> _Items from a dataset_
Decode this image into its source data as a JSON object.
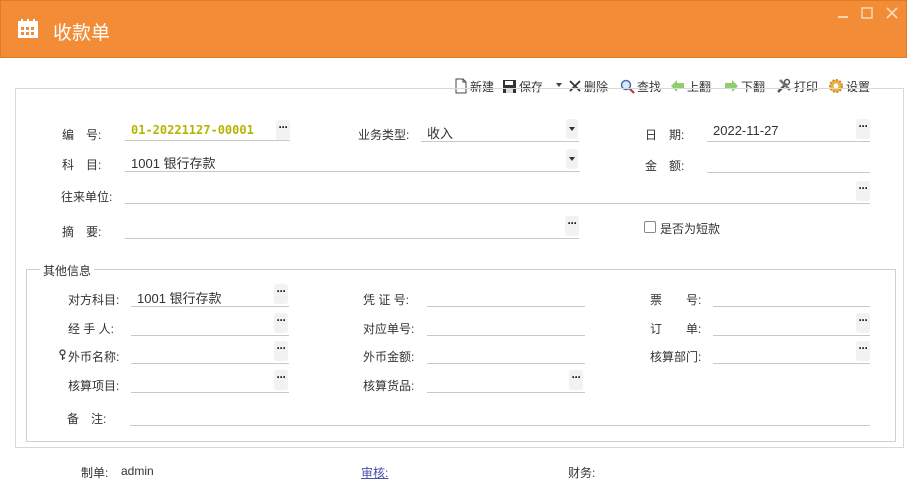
{
  "window": {
    "title": "收款单",
    "minimize_label": "minimize",
    "maximize_label": "maximize",
    "close_label": "close"
  },
  "toolbar": {
    "new_label": "新建",
    "save_label": "保存",
    "delete_label": "删除",
    "find_label": "查找",
    "prev_label": "上翻",
    "next_label": "下翻",
    "print_label": "打印",
    "settings_label": "设置"
  },
  "form": {
    "number_label": "编　号:",
    "number_value": "01-20221127-00001",
    "biz_type_label": "业务类型:",
    "biz_type_value": "收入",
    "date_label": "日　期:",
    "date_value": "2022-11-27",
    "subject_label": "科　目:",
    "subject_value": "1001 银行存款",
    "amount_label": "金　额:",
    "amount_value": "",
    "partner_label": "往来单位:",
    "partner_value": "",
    "summary_label": "摘　要:",
    "summary_value": "",
    "short_label": "是否为短款"
  },
  "other": {
    "title": "其他信息",
    "counter_subject_label": "对方科目:",
    "counter_subject_value": "1001 银行存款",
    "voucher_label": "凭 证 号:",
    "ticket_label": "票　　号:",
    "handler_label": "经 手 人:",
    "related_label": "对应单号:",
    "order_label": "订　　单:",
    "currency_label": "外币名称:",
    "currency_amount_label": "外币金额:",
    "dept_label": "核算部门:",
    "project_label": "核算项目:",
    "goods_label": "核算货品:",
    "remark_label": "备　注:"
  },
  "footer": {
    "maker_label": "制单:",
    "maker_value": "admin",
    "audit_label": "审核:",
    "finance_label": "财务:"
  },
  "colors": {
    "titlebar": "#f28c36",
    "number_value": "#b5b500",
    "audit_link": "#4a4aa8"
  }
}
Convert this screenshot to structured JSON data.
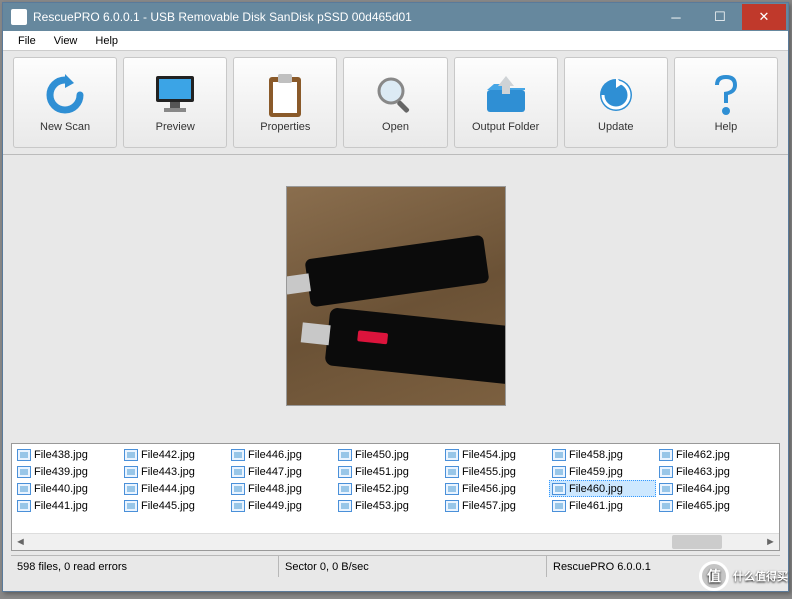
{
  "title": "RescuePRO 6.0.0.1 - USB Removable Disk SanDisk pSSD 00d465d01",
  "menu": {
    "file": "File",
    "view": "View",
    "help": "Help"
  },
  "toolbar": {
    "newscan": "New Scan",
    "preview": "Preview",
    "properties": "Properties",
    "open": "Open",
    "outputfolder": "Output Folder",
    "update": "Update",
    "help": "Help"
  },
  "files": [
    "File438.jpg",
    "File439.jpg",
    "File440.jpg",
    "File441.jpg",
    "File442.jpg",
    "File443.jpg",
    "File444.jpg",
    "File445.jpg",
    "File446.jpg",
    "File447.jpg",
    "File448.jpg",
    "File449.jpg",
    "File450.jpg",
    "File451.jpg",
    "File452.jpg",
    "File453.jpg",
    "File454.jpg",
    "File455.jpg",
    "File456.jpg",
    "File457.jpg",
    "File458.jpg",
    "File459.jpg",
    "File460.jpg",
    "File461.jpg",
    "File462.jpg",
    "File463.jpg",
    "File464.jpg",
    "File465.jpg"
  ],
  "selected": "File460.jpg",
  "status": {
    "left": "598 files, 0 read errors",
    "mid": "Sector 0, 0 B/sec",
    "right": "RescuePRO 6.0.0.1"
  },
  "watermark": "什么值得买"
}
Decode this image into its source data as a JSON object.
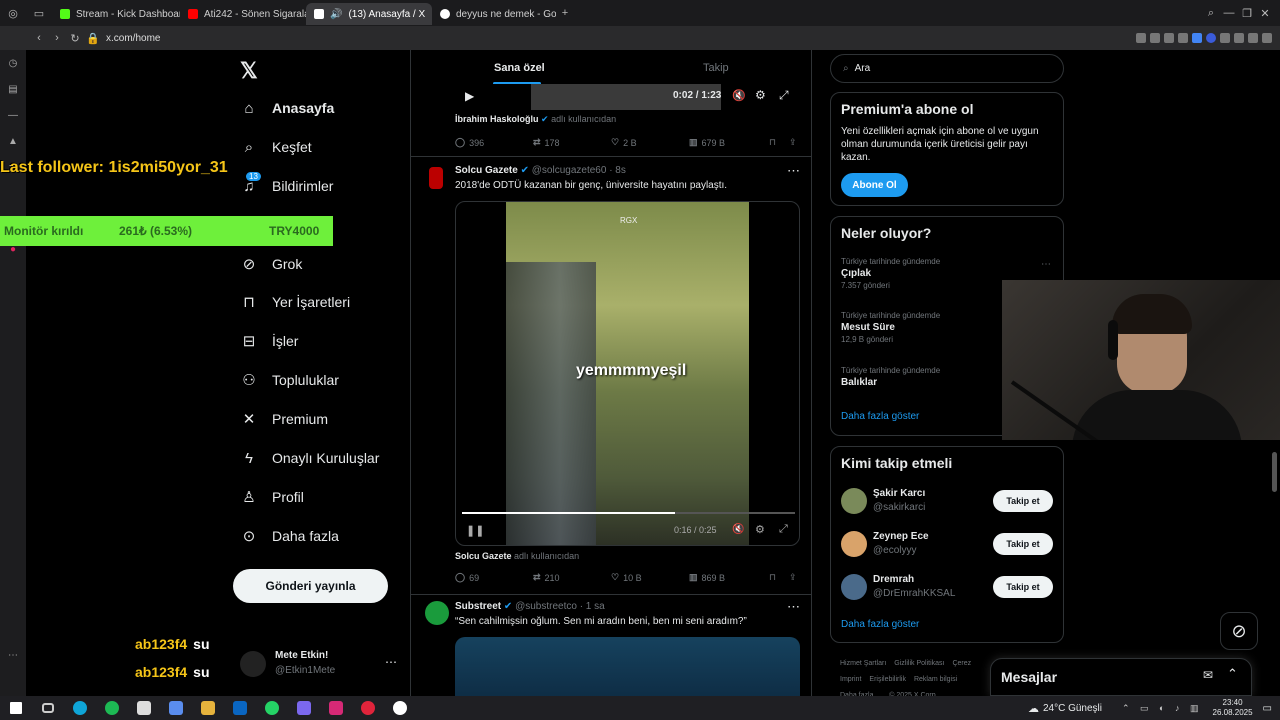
{
  "browser": {
    "tabs": [
      {
        "title": "Stream - Kick Dashboard",
        "color": "#53fc18"
      },
      {
        "title": "Ati242 - Sönen Sigaralar",
        "color": "#ff0000"
      },
      {
        "title": "(13) Anasayfa / X",
        "color": "#ffffff"
      },
      {
        "title": "deyyus ne demek - Goog",
        "color": "#ffffff"
      }
    ],
    "url": "x.com/home"
  },
  "overlay": {
    "last_follower": "Last follower: 1is2mi50yor_31",
    "goal_label": "Monitör kırıldı",
    "goal_amount": "261₺ (6.53%)",
    "goal_target": "TRY4000",
    "goal_progress": 0.0653,
    "chat": [
      {
        "user": "ab123f4",
        "msg": "su"
      },
      {
        "user": "ab123f4",
        "msg": "su"
      }
    ]
  },
  "nav": {
    "items": [
      {
        "label": "Anasayfa",
        "icon": "home-icon"
      },
      {
        "label": "Keşfet",
        "icon": "search-icon"
      },
      {
        "label": "Bildirimler",
        "icon": "bell-icon",
        "badge": "13"
      },
      {
        "label": "Grok",
        "icon": "grok-icon"
      },
      {
        "label": "Yer İşaretleri",
        "icon": "bookmark-icon"
      },
      {
        "label": "İşler",
        "icon": "briefcase-icon"
      },
      {
        "label": "Topluluklar",
        "icon": "people-icon"
      },
      {
        "label": "Premium",
        "icon": "x-logo-icon"
      },
      {
        "label": "Onaylı Kuruluşlar",
        "icon": "lightning-icon"
      },
      {
        "label": "Profil",
        "icon": "person-icon"
      },
      {
        "label": "Daha fazla",
        "icon": "more-circle-icon"
      }
    ],
    "post_button": "Gönderi yayınla",
    "account_name": "Mete Etkin!",
    "account_handle": "@Etkin1Mete"
  },
  "feed": {
    "tabs": [
      "Sana özel",
      "Takip"
    ],
    "video1": {
      "time": "0:02 / 1:23",
      "credit_name": "İbrahim Haskoloğlu",
      "credit_suffix": "adlı kullanıcıdan",
      "replies": "396",
      "reposts": "178",
      "likes": "2 B",
      "views": "679 B"
    },
    "post2": {
      "name": "Solcu Gazete",
      "handle": "@solcugazete60 · 8s",
      "text": "2018'de ODTÜ kazanan bir genç, üniversite hayatını paylaştı.",
      "video_caption": "yemmmmyeşil",
      "video_watermark": "RGX",
      "video_time": "0:16 / 0:25",
      "credit_name": "Solcu Gazete",
      "credit_suffix": "adlı kullanıcıdan",
      "replies": "69",
      "reposts": "210",
      "likes": "10 B",
      "views": "869 B"
    },
    "post3": {
      "name": "Substreet",
      "handle": "@substreetco · 1 sa",
      "text": "“Sen cahilmişsin oğlum. Sen mi aradın beni, ben mi seni aradım?”"
    }
  },
  "right": {
    "search_placeholder": "Ara",
    "premium": {
      "title": "Premium'a abone ol",
      "text": "Yeni özellikleri açmak için abone ol ve uygun olman durumunda içerik üreticisi gelir payı kazan.",
      "button": "Abone Ol"
    },
    "trends": {
      "title": "Neler oluyor?",
      "items": [
        {
          "context": "Türkiye tarihinde gündemde",
          "name": "Çıplak",
          "count": "7.357 gönderi"
        },
        {
          "context": "Türkiye tarihinde gündemde",
          "name": "Mesut Süre",
          "count": "12,9 B gönderi"
        },
        {
          "context": "Türkiye tarihinde gündemde",
          "name": "Balıklar",
          "count": ""
        }
      ],
      "more": "Daha fazla göster"
    },
    "follow": {
      "title": "Kimi takip etmeli",
      "items": [
        {
          "name": "Şakir Karcı",
          "handle": "@sakirkarci",
          "button": "Takip et"
        },
        {
          "name": "Zeynep Ece",
          "handle": "@ecolyyy",
          "button": "Takip et"
        },
        {
          "name": "Dremrah",
          "handle": "@DrEmrahKKSAL",
          "button": "Takip et"
        }
      ],
      "more": "Daha fazla göster"
    },
    "footer": [
      "Hizmet Şartları",
      "Gizlilik Politikası",
      "Çerez",
      "Imprint",
      "Erişilebilirlik",
      "Reklam bilgisi",
      "Daha fazla ...",
      "© 2025 X Corp."
    ],
    "messages": "Mesajlar"
  },
  "taskbar": {
    "weather": "24°C Güneşli",
    "time": "23:40",
    "date": "26.08.2025"
  }
}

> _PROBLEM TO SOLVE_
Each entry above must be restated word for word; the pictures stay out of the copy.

> _RESPONSE TO THE TASK_
Decode this image into its source data as a JSON object.
{
  "window": {
    "title": "收款单",
    "minimize_label": "minimize",
    "maximize_label": "maximize",
    "close_label": "close"
  },
  "toolbar": {
    "new_label": "新建",
    "save_label": "保存",
    "delete_label": "删除",
    "find_label": "查找",
    "prev_label": "上翻",
    "next_label": "下翻",
    "print_label": "打印",
    "settings_label": "设置"
  },
  "form": {
    "number_label": "编　号:",
    "number_value": "01-20221127-00001",
    "biz_type_label": "业务类型:",
    "biz_type_value": "收入",
    "date_label": "日　期:",
    "date_value": "2022-11-27",
    "subject_label": "科　目:",
    "subject_value": "1001 银行存款",
    "amount_label": "金　额:",
    "amount_value": "",
    "partner_label": "往来单位:",
    "partner_value": "",
    "summary_label": "摘　要:",
    "summary_value": "",
    "short_label": "是否为短款"
  },
  "other": {
    "title": "其他信息",
    "counter_subject_label": "对方科目:",
    "counter_subject_value": "1001 银行存款",
    "voucher_label": "凭 证 号:",
    "ticket_label": "票　　号:",
    "handler_label": "经 手 人:",
    "related_label": "对应单号:",
    "order_label": "订　　单:",
    "currency_label": "外币名称:",
    "currency_amount_label": "外币金额:",
    "dept_label": "核算部门:",
    "project_label": "核算项目:",
    "goods_label": "核算货品:",
    "remark_label": "备　注:"
  },
  "footer": {
    "maker_label": "制单:",
    "maker_value": "admin",
    "audit_label": "审核:",
    "finance_label": "财务:"
  },
  "colors": {
    "titlebar": "#f28c36",
    "number_value": "#b5b500",
    "audit_link": "#4a4aa8"
  }
}
Convert this screenshot to structured JSON data.
{
  "title": "RescuePRO 6.0.0.1 - USB Removable Disk SanDisk pSSD 00d465d01",
  "menu": {
    "file": "File",
    "view": "View",
    "help": "Help"
  },
  "toolbar": {
    "newscan": "New Scan",
    "preview": "Preview",
    "properties": "Properties",
    "open": "Open",
    "outputfolder": "Output Folder",
    "update": "Update",
    "help": "Help"
  },
  "files": [
    "File438.jpg",
    "File439.jpg",
    "File440.jpg",
    "File441.jpg",
    "File442.jpg",
    "File443.jpg",
    "File444.jpg",
    "File445.jpg",
    "File446.jpg",
    "File447.jpg",
    "File448.jpg",
    "File449.jpg",
    "File450.jpg",
    "File451.jpg",
    "File452.jpg",
    "File453.jpg",
    "File454.jpg",
    "File455.jpg",
    "File456.jpg",
    "File457.jpg",
    "File458.jpg",
    "File459.jpg",
    "File460.jpg",
    "File461.jpg",
    "File462.jpg",
    "File463.jpg",
    "File464.jpg",
    "File465.jpg"
  ],
  "selected": "File460.jpg",
  "status": {
    "left": "598 files, 0 read errors",
    "mid": "Sector 0, 0 B/sec",
    "right": "RescuePRO 6.0.0.1"
  },
  "watermark": "什么值得买"
}
Decode this image into its source data as a JSON object.
{
  "browser": {
    "tabs": [
      {
        "title": "Stream - Kick Dashboard",
        "color": "#53fc18"
      },
      {
        "title": "Ati242 - Sönen Sigaralar",
        "color": "#ff0000"
      },
      {
        "title": "(13) Anasayfa / X",
        "color": "#ffffff"
      },
      {
        "title": "deyyus ne demek - Goog",
        "color": "#ffffff"
      }
    ],
    "url": "x.com/home"
  },
  "overlay": {
    "last_follower": "Last follower: 1is2mi50yor_31",
    "goal_label": "Monitör kırıldı",
    "goal_amount": "261₺ (6.53%)",
    "goal_target": "TRY4000",
    "goal_progress": 0.0653,
    "chat": [
      {
        "user": "ab123f4",
        "msg": "su"
      },
      {
        "user": "ab123f4",
        "msg": "su"
      }
    ]
  },
  "nav": {
    "items": [
      {
        "label": "Anasayfa",
        "icon": "home-icon"
      },
      {
        "label": "Keşfet",
        "icon": "search-icon"
      },
      {
        "label": "Bildirimler",
        "icon": "bell-icon",
        "badge": "13"
      },
      {
        "label": "Grok",
        "icon": "grok-icon"
      },
      {
        "label": "Yer İşaretleri",
        "icon": "bookmark-icon"
      },
      {
        "label": "İşler",
        "icon": "briefcase-icon"
      },
      {
        "label": "Topluluklar",
        "icon": "people-icon"
      },
      {
        "label": "Premium",
        "icon": "x-logo-icon"
      },
      {
        "label": "Onaylı Kuruluşlar",
        "icon": "lightning-icon"
      },
      {
        "label": "Profil",
        "icon": "person-icon"
      },
      {
        "label": "Daha fazla",
        "icon": "more-circle-icon"
      }
    ],
    "post_button": "Gönderi yayınla",
    "account_name": "Mete Etkin!",
    "account_handle": "@Etkin1Mete"
  },
  "feed": {
    "tabs": [
      "Sana özel",
      "Takip"
    ],
    "video1": {
      "time": "0:02 / 1:23",
      "credit_name": "İbrahim Haskoloğlu",
      "credit_suffix": "adlı kullanıcıdan",
      "replies": "396",
      "reposts": "178",
      "likes": "2 B",
      "views": "679 B"
    },
    "post2": {
      "name": "Solcu Gazete",
      "handle": "@solcugazete60 · 8s",
      "text": "2018'de ODTÜ kazanan bir genç, üniversite hayatını paylaştı.",
      "video_caption": "yemmmmyeşil",
      "video_watermark": "RGX",
      "video_time": "0:16 / 0:25",
      "credit_name": "Solcu Gazete",
      "credit_suffix": "adlı kullanıcıdan",
      "replies": "69",
      "reposts": "210",
      "likes": "10 B",
      "views": "869 B"
    },
    "post3": {
      "name": "Substreet",
      "handle": "@substreetco · 1 sa",
      "text": "“Sen cahilmişsin oğlum. Sen mi aradın beni, ben mi seni aradım?”"
    }
  },
  "right": {
    "search_placeholder": "Ara",
    "premium": {
      "title": "Premium'a abone ol",
      "text": "Yeni özellikleri açmak için abone ol ve uygun olman durumunda içerik üreticisi gelir payı kazan.",
      "button": "Abone Ol"
    },
    "trends": {
      "title": "Neler oluyor?",
      "items": [
        {
          "context": "Türkiye tarihinde gündemde",
          "name": "Çıplak",
          "count": "7.357 gönderi"
        },
        {
          "context": "Türkiye tarihinde gündemde",
          "name": "Mesut Süre",
          "count": "12,9 B gönderi"
        },
        {
          "context": "Türkiye tarihinde gündemde",
          "name": "Balıklar",
          "count": ""
        }
      ],
      "more": "Daha fazla göster"
    },
    "follow": {
      "title": "Kimi takip etmeli",
      "items": [
        {
          "name": "Şakir Karcı",
          "handle": "@sakirkarci",
          "button": "Takip et"
        },
        {
          "name": "Zeynep Ece",
          "handle": "@ecolyyy",
          "button": "Takip et"
        },
        {
          "name": "Dremrah",
          "handle": "@DrEmrahKKSAL",
          "button": "Takip et"
        }
      ],
      "more": "Daha fazla göster"
    },
    "footer": [
      "Hizmet Şartları",
      "Gizlilik Politikası",
      "Çerez",
      "Imprint",
      "Erişilebilirlik",
      "Reklam bilgisi",
      "Daha fazla ...",
      "© 2025 X Corp."
    ],
    "messages": "Mesajlar"
  },
  "taskbar": {
    "weather": "24°C Güneşli",
    "time": "23:40",
    "date": "26.08.2025"
  }
}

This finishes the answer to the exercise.